Pan-STARRS 1 asteroid survey telescope on Haleakala, Hawaii has discovered Earth's new quasi-satellite. Designated as 2016 HO3, this newly discovered near-Earth object has been our planet's constant companion for almost a century.
The asteroid is too distant to be considered a true satellite of our planet, but it is the best and most stable example to date of a near-Earth companion, or "quasi-satellite."
"Since 2016 HO3 loops around our planet, but never ventures very far away as we both go around the Sun, we refer to it as a quasi-satellite of Earth," said Paul Chodas, manager of NASA's Center for Near-Earth Object (NEO) Studies at the Jet Propulsion Laboratory in Pasadena, California.
We know for one other asteroid - 2003 YN107 - that followed a similar orbital pattern for a while over 10 years ago, but it has since departed our vicinity. "This new asteroid is much more locked onto us. Our calculations indicate 2016 HO3 has been a stable quasi-satellite of Earth for almost a century, and it will continue to follow this pattern as Earth's companion for centuries to come," said Chodas.
Asteroid 2016 HO3 - orbital diagram - June 16, 2016. Credit: NASA/JPL NEO
In its yearly trek around the sun, asteroid 2016 HO3 spends about half of the time closer to the Sun than Earth and passes ahead of our planet, and about half of the time farther away, causing it to fall behind. Its orbit is also tilted a little, causing it to bob up and then down once each year through Earth's orbital plane. In effect, this small asteroid is caught in a game of leap frog with Earth that will last for hundreds of years, NASA reported.
The asteroid's orbit also undergoes a slow, back-and-forth twist over multiple decades.

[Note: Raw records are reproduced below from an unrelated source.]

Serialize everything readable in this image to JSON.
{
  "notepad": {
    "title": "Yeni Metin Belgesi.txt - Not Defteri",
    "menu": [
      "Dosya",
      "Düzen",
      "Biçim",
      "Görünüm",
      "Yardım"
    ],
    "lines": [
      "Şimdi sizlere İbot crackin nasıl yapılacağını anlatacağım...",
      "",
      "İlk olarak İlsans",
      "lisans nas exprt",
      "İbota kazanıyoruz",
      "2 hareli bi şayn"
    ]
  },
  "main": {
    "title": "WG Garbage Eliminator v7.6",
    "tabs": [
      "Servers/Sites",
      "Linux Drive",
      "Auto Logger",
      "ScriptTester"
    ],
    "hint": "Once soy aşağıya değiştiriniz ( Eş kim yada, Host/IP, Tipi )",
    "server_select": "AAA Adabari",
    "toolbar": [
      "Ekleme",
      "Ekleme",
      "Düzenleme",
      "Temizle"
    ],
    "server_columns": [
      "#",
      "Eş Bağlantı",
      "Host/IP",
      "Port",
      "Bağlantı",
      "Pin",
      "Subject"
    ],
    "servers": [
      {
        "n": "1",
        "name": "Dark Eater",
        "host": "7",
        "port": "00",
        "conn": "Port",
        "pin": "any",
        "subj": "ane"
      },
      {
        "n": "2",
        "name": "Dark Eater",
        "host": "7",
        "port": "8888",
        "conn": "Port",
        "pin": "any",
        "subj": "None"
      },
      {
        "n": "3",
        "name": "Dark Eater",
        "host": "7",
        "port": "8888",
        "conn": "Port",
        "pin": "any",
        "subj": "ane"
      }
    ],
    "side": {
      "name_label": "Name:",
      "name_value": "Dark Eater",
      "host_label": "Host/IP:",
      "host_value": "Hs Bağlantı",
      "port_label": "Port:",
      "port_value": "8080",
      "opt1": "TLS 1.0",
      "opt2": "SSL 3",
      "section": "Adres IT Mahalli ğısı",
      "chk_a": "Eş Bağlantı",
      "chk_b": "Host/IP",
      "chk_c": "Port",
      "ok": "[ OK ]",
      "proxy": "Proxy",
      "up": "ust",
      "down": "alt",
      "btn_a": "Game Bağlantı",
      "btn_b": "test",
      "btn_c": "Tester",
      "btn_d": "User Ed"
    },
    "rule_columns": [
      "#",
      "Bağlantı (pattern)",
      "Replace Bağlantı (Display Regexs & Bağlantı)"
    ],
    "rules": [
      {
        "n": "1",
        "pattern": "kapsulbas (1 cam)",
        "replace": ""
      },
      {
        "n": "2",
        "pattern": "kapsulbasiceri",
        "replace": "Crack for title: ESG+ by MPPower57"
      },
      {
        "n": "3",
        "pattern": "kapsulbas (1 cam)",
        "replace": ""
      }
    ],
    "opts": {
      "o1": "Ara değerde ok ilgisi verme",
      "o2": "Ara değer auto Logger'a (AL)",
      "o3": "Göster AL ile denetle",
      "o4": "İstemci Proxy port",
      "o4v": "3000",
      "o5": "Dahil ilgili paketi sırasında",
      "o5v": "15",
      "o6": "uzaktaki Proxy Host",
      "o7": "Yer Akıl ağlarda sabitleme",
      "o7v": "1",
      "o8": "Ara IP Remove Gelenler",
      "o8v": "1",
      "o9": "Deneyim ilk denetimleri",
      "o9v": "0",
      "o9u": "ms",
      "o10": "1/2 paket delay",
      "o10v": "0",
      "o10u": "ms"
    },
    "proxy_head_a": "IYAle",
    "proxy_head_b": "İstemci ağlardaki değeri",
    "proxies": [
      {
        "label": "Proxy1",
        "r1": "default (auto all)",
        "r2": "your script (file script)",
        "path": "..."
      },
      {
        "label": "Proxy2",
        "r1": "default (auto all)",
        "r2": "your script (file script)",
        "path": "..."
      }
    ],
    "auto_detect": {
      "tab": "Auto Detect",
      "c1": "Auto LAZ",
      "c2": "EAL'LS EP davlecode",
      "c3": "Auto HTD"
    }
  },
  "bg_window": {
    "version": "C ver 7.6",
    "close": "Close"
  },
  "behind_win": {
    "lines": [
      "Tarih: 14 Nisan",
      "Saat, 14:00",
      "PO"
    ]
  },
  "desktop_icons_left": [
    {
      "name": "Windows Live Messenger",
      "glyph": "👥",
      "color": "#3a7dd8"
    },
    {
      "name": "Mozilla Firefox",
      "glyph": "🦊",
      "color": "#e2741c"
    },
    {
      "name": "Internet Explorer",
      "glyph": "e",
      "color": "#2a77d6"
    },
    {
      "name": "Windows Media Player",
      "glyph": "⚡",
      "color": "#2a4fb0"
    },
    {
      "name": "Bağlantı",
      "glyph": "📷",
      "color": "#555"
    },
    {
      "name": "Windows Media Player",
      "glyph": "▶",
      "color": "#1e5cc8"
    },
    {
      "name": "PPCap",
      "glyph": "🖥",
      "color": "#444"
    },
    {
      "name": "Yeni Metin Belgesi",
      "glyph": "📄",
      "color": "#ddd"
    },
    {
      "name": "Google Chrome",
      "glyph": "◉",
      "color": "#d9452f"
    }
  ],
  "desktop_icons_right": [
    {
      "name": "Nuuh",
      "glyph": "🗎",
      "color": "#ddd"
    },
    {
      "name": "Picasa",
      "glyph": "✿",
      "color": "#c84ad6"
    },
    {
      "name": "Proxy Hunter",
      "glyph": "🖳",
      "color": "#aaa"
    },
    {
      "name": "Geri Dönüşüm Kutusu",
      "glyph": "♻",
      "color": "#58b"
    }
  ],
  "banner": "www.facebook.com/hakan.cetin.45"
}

"The asteroid's loops around Earth drift a little ahead or behind from year to year, but when they drift too far forward or backward, Earth's gravity is just strong enough to reverse the drift and hold onto the asteroid so that it never wanders farther away than about 100 times the distance of the Moon. The same effect also prevents the asteroid from approaching much closer than about 38 times the distance of the Moon. In effect, this small asteroid is caught in a little dance with Earth," Chodas added.
Asteroid 2016 HO3 was first spotted on April 27, 2016. Its size has not yet been firmly established, but it is likely larger than 40 meters (120 feet) and smaller than 100 meters (300 feet). It never comes closer than 14 million km (9 million miles) from Earth.
Featured image: Asteroid 2016 HO3 - orbital diagram - June 16, 2016. Credit: NASA/JPL NEO